- **PROBLEM**: Please report how many lines of the data include the word "this", with the number as the entire reply.

- **MATERIAL FOR THE TASK**:
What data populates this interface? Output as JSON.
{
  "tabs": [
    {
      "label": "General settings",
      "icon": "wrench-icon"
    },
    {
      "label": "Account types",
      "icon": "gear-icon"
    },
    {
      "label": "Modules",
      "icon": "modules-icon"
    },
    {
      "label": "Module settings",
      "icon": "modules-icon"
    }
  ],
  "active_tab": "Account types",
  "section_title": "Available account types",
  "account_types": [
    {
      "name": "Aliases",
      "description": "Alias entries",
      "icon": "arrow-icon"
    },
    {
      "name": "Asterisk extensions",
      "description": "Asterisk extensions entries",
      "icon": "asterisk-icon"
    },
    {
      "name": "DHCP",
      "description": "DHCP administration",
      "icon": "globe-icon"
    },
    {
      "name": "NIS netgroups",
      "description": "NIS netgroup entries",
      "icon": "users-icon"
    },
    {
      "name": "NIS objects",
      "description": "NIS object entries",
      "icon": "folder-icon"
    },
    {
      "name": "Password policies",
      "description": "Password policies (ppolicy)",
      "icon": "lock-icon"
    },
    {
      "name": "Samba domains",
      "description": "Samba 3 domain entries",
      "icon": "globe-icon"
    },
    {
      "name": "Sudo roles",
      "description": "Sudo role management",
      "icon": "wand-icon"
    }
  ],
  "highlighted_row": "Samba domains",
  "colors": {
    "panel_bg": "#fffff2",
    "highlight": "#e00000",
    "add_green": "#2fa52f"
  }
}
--
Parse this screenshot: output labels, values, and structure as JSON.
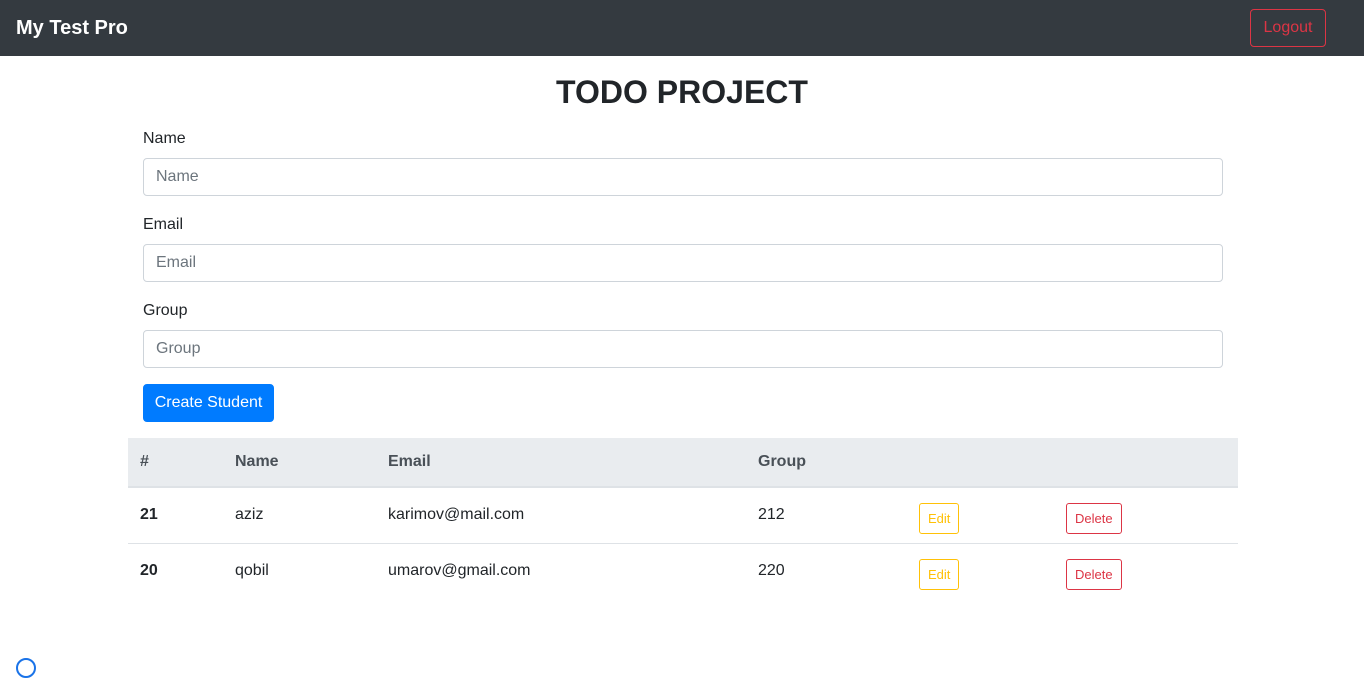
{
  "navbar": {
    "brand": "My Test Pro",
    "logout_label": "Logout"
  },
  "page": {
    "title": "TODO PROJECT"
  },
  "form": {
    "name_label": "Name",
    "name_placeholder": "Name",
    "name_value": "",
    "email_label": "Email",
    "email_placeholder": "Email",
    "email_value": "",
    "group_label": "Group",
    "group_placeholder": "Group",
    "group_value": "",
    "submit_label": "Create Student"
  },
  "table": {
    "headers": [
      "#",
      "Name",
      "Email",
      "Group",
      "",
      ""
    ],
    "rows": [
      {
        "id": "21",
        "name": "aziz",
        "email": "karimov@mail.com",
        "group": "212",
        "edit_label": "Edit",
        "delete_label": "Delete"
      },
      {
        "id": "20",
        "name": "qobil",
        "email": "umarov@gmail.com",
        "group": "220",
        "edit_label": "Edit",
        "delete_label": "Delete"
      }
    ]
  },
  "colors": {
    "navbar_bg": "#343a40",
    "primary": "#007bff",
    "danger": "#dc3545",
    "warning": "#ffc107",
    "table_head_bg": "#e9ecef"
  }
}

- **WORKED SOLUTION**: 2